TabFS and Automation

Hello reader! This is a short update about the very cool TabFS, which is a browser extension that maps your open tabs to the filesystem using Fuse. Think /proc but for the browser. This is an excellent idea, because now I can run all the tools that I am already familiar with on my tabs!

As I was reading through the TabFS page (linked above), I thought to myself: "this is so much RC energy!". So I checked, and lo and behold, Omar Rizwan is an RC Alum :D

Why I wanted something like TabFS

The internet is full of interesting stuff that hijacks my attention. I end up getting completely distracted from my planned tasks. My solution to this is: I open all the links I want, but I don't read anything immediately. Instead, I capture the link in Org-Mode and schedule it for later (generally tomorrow). This way, when I am planning the day, I have a bunch of links in my Agenda. I choose which ones I want to read on any given day and defer / delete the rest. I use the excellent Bulk Scatter tool built into Org Agenda for this.

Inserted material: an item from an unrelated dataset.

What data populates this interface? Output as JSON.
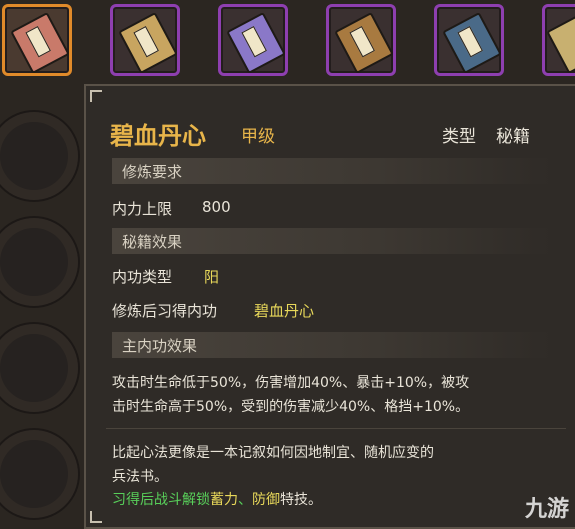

I thought: Why do this manually? Enter TabFS

A small Babashka script

With TabFS installed, it was a small step to go from there to org-mode. My go-to scripting tool is Babashka. Here is the meat of the code:

(require '[babashka.fs :as fs]
         '[clojure.string :as cs])

(defn build-tab-info
  "Collects the title and URL for all open tabs using TabFS."
  (map (fn [t]
         {:title (first (fs/read-all-lines (str t "/title.txt")))
          :url (first (fs/read-all-lines (str t "/url.txt")))})
       (fs/list-dir (:tab-dir opts))))

(def plain-text-template
  "The template for creating the org-mode plain-text entry. Placeholders
are for the following items (in order):
  1. Org-Mode Heading level: default value is 1.
  2. URL of the link to the stored.
  3. Title of the link to be stored.
  4. Date when the Tab is scheduled for reading: default is tomorrow.
  5. Date when the Tab was captured."
  "%s TODO [[%s][%s]]\nSCHEDULED: %s\n%s")

(defn tabs->text
  "Convert the list of open tabs to a wall of text that can be stored in
  (->> (build-tab-info opts)
       (map (fn [t]
              (format plain-text-template
                      (apply str (repeat (:org-mode-heading-level opts) "*"))
                      (:url t)
                      (:title t)
                      (:scheduled-on opts)
                      (:captured-on opts))))
       (cs/join \newline)))

I wrote a CLI script for the code, here is what the help command looks like:

✦ ➜ bb-plain-text-tabs --help
Convert all open tabs to plain text Org Mode format. Optionally, close the open tabs.

Usage: bb-plain-text-tabs [options]

  -fs,  --tabfs-mnt-path                *REQUIRED* TabFS mount path. The path on the filesystem where TabFS is mounted.
  -hl,  --org-mode-heading-level        1                            The heading level at which link headings will be stored in Org Mode.
  -s,   --scheduled-on           <date> tomorrow                     Date on which to schedule reading this batch of links, in yyyy-MM-dd format.
  -del, --delete-tabs            <del>  false                        Boolean value to indicate if browser tabs should be closed

   bb-plain-text-tabs -fs <TabFS Mount Path> # Convert Open Tabs to Plain Text
   bb-plain-text-tabs -fs <TabFS Mount Path> --delete-tabs # Delete tabs and print plain text
   bb-plain-text-tabs -fs <TabFS Mount Path> | tee # Capture Plain Text output to file

What it looks like

Finally, this is the output, in Org Mode:


I hope all the Emacs/Org-mode folks reading this find it useful! Thank you to Omar for the excellent TabFS tool!

Published On: Tue, 20 Sept 2022. Last Updated On: Wed, 21 Sept 2022.